Death Valley has 12 campgrounds—nine operated by the park service as well as three private campgrounds. With the exception of Furnace Creek Campground in the heart of Death Valley, all park service campgrounds are first-come, first-served. Furnace Creek accepts reservations through recreation.gov. For holiday periods in winter and spring, be sure to make reservations or arrive early to get a site.
Don’t expect shady campsites strewn with pine needles. You might get a scrap of shade from a mesquite tree, but for the most part, Death Valley campsites are open and exposed. The exceptions are the two high-country campgrounds in the Panamint Mountains—Thorndike and Mahogany Flat. But those campground require high clearance and sometime four-wheel drive to reach.
When to camp is also an important consideration. Click here for our advice about when to visit Death Valley. And if you’d like to spend some nights in the comfort of a lodge room, click here for our advice about where to stay in Death Valley.
Here’s our rundown of campgrounds in Death Valley National Park. All are open year-round unless otherwise noted. For more details, see the camping page on the park’s website.
Heart of the Park
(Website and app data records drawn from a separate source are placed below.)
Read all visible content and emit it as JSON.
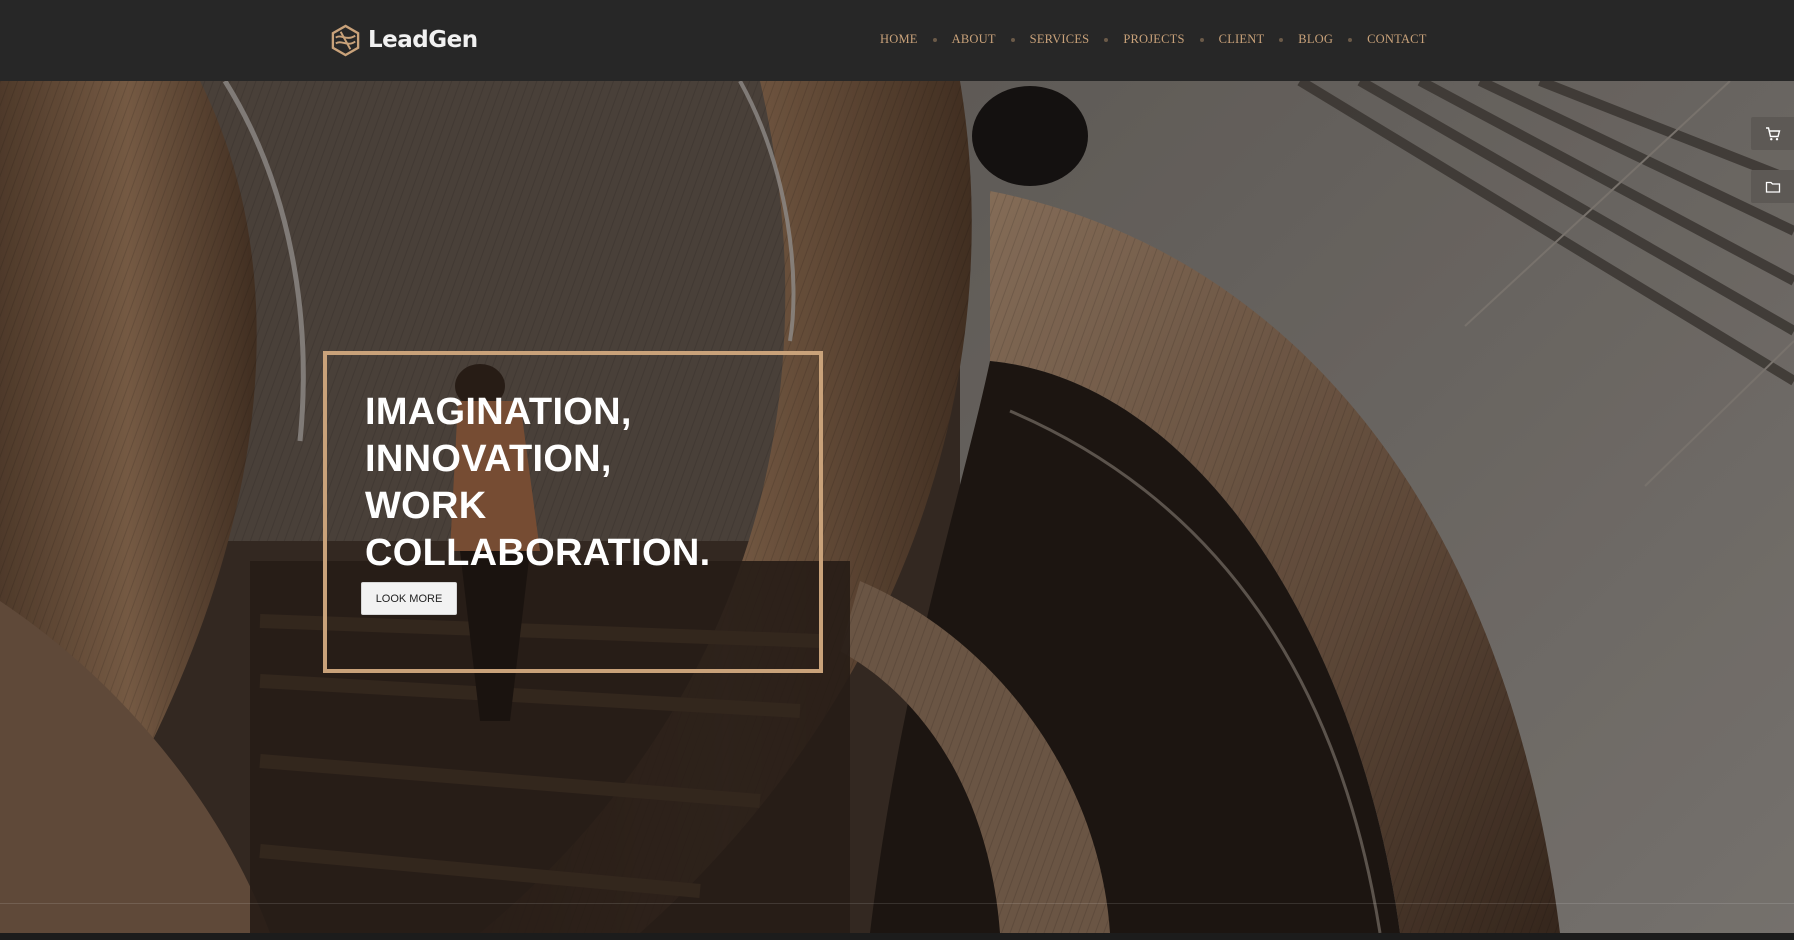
{
  "brand": {
    "name": "LeadGen",
    "accent": "#c9a27a"
  },
  "nav": {
    "items": [
      "HOME",
      "ABOUT",
      "SERVICES",
      "PROJECTS",
      "CLIENT",
      "BLOG",
      "CONTACT"
    ]
  },
  "hero": {
    "title_lines": [
      "IMAGINATION,",
      "INNOVATION,",
      "WORK",
      "COLLABORATION."
    ],
    "cta_label": "LOOK MORE"
  },
  "side_widgets": [
    {
      "icon": "cart-icon"
    },
    {
      "icon": "folder-icon"
    }
  ]
}
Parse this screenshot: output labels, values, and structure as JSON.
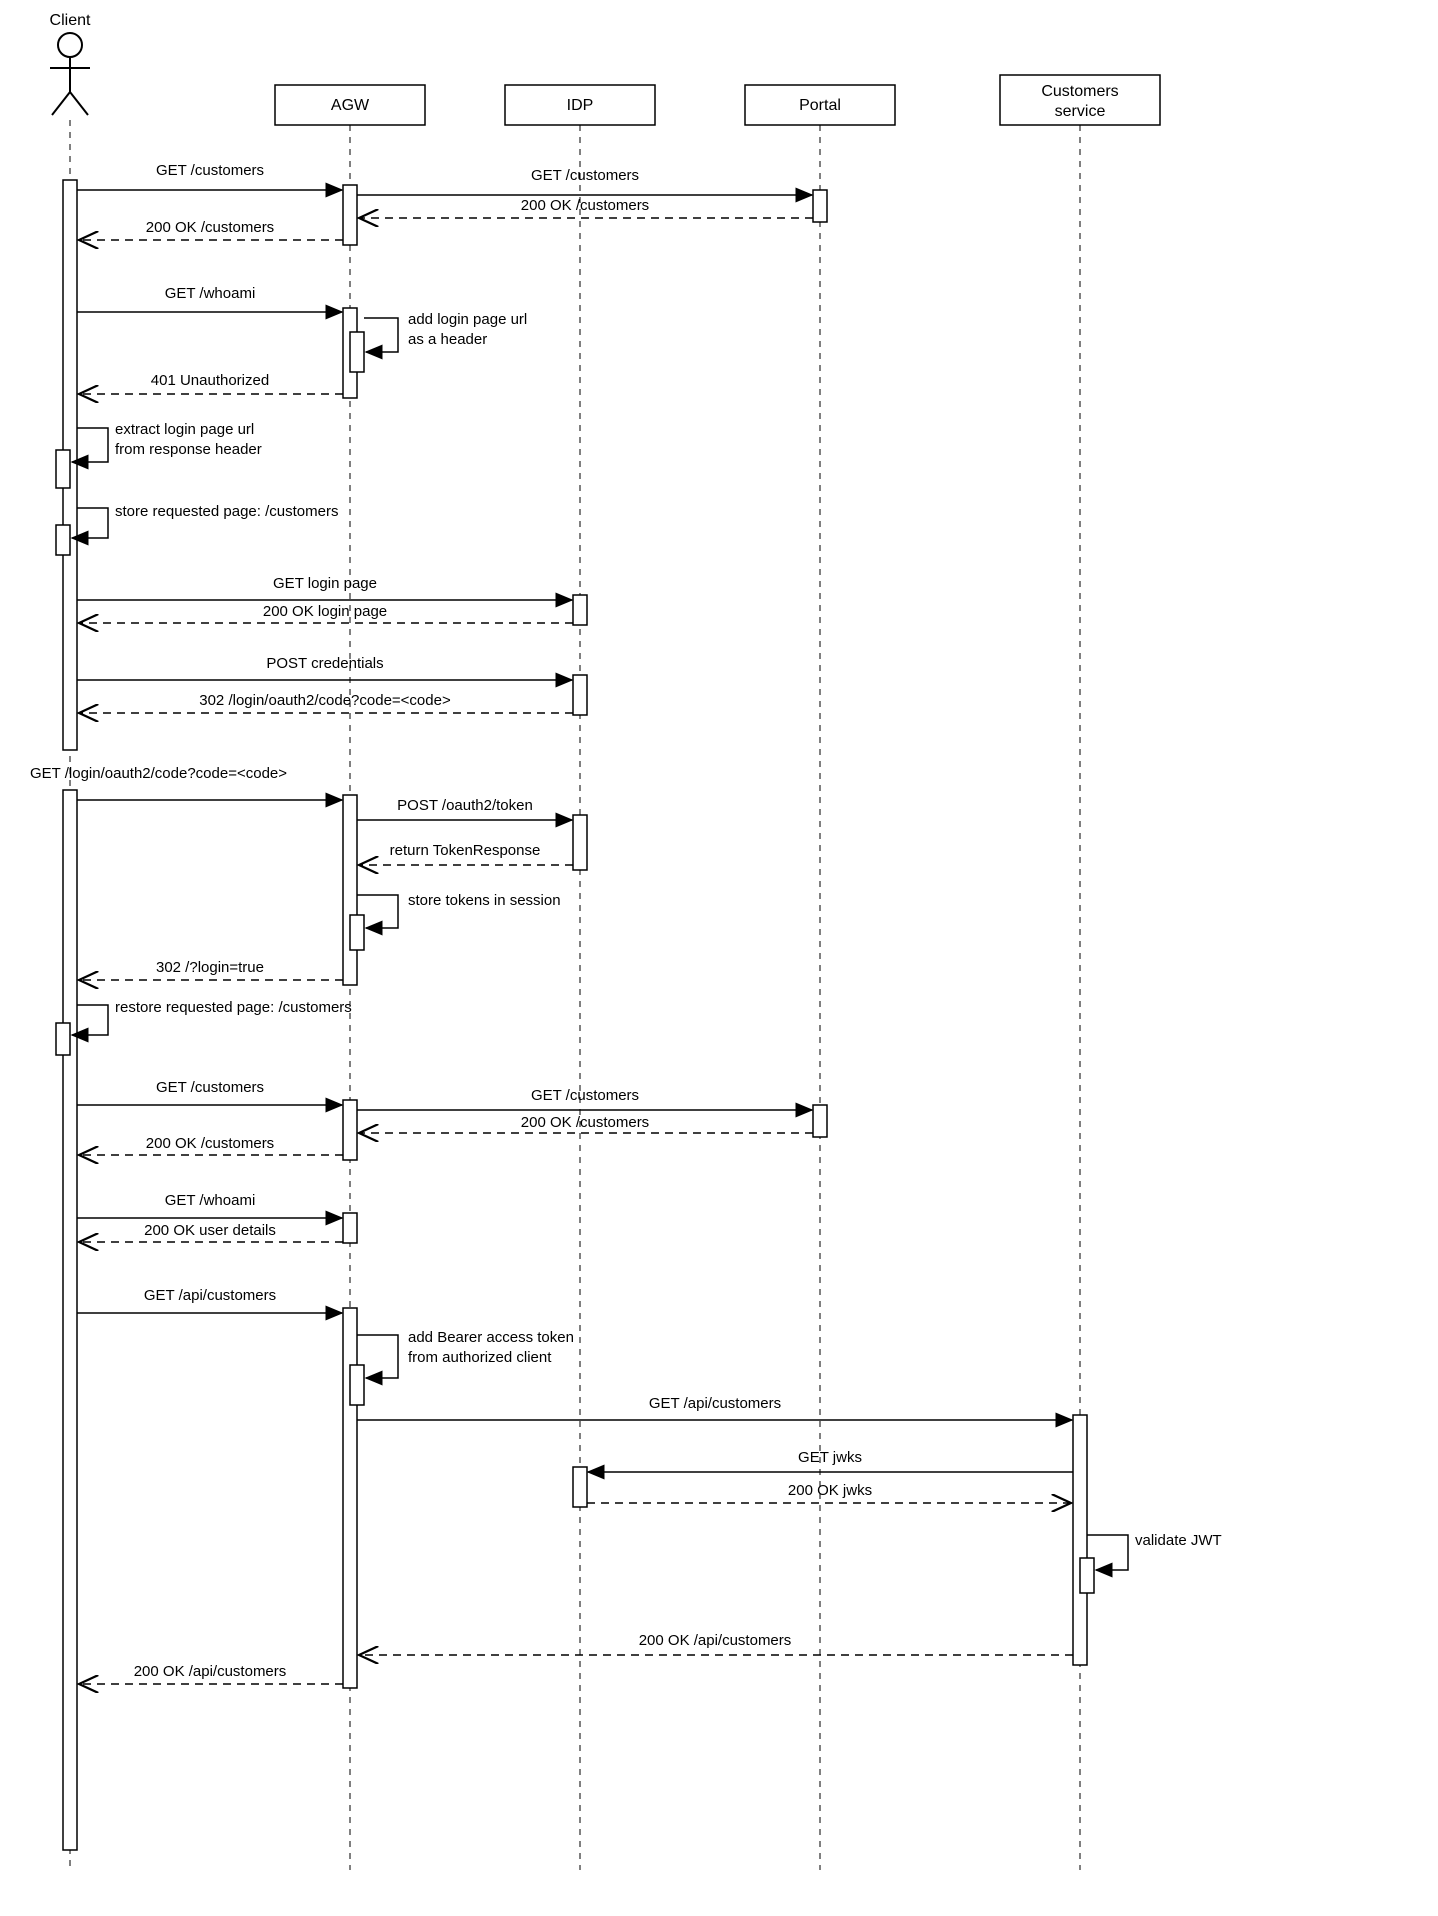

These campgrounds are near Furnace Creek, which has full services including gas and a general store, as well as the park visitor center. They are well situated for exploring the park in any direction.
Furnace Creek—136 sites with water and flush toilets. The campground nearest the park visitor center. Also near general store and all Furnace Creek services.
Texas Spring—92 sites with water and flush toilets. Feels quiet and removed, in a hilly badlands landscape across the road from Furnace Creek Ranch. Near general store and all Furnace Creek services.
Sunset—270 sites with water and flush toilets. Directly across the road from Furnace Creek Ranch. Open October 15 to May 1. Near general store and all Furnace Creek services.
Furnace Creek RV Resort (private)—26 RV sites with water, flush toilets, showers, and full hookups. Adjacent to Furnace Creek Ranch and general store. Bonuses: free wi-fi, and short walk to swimming pool.
Fiddler’s Campground (private)—35 RV sites. Must be self-contained; no water or toilets. Adjacent to park visitor center and near general store and all Furnace Creek services. Bonuses: free wi-fi, and short walk to swimming pool.
Western Death Valley
Death Valley’s western campgrounds are found along Highway 190 and in the Panamint Mountains. Three of these campgrounds are on Highway 190—Stovepipe Wells, Emigrant, and Panamint Springs. Stovepipe Wells is about a half hour from Furnace Creek; Emigrant, about 40 minutes; Panamint Springs, about an hour. The campgrounds in the Panamints—Wildrose, Thorndike, and Mahogany Flat—are an hour and a half to two hours from Furnace Creek. These campgrounds have no services. You can access the high-country campgrounds by following Emigrant Canyon Road south from Highway 190.
Stovepipe Wells—190 sites with water and flush toilets, and gas station nearby. Short walk to general store and restaurant. On Highway 190.
Emigrant—10 sites for tents only with water and flush toilets. On Highway 190.
Panamint Springs (private)—63 sites with water, flush toilets, and showers, including 12 sites with full hookups for RVs and gas station nearby. Short walk to general store and restaurant. On Highway 190.
Wildrose—23 sites with water and pit toilets. At 4,100 feet in the Panamint Mountains, it’s a cooler option when the valley floor is baking.
Thorndike—6 sites with pit toilets, no water. At 7,400 feet in the Panamints, surrounded by pinyon pines. Open March through November. Much cooler than valley floor. Requires high-clearance vehicle and sometimes four-wheel drive, depending on road conditions.
Mahogany Flat—10 sites with pit toilets, no water. At 8,200 feet in the Panamints, surrounded by pinyon pines, great views of Death Valley. Open March through November. Much cooler than valley floor. Requires high-clearance vehicle and sometimes four-wheel drive, depending on road conditions.
Northern Death Valley
Death Valley has one campground in the northern part of the park, about a 15-minute drive from Scotty’s Castle and about an hour and 15 minutes north of Furnace Creek.
Mesquite Spring—30 sites with water and flush toilets. Quiet, secluded feeling, yet near Scotty’s Castle and Ubehebe Crater.
To see our complete Death Valley Trip Planner series, click here.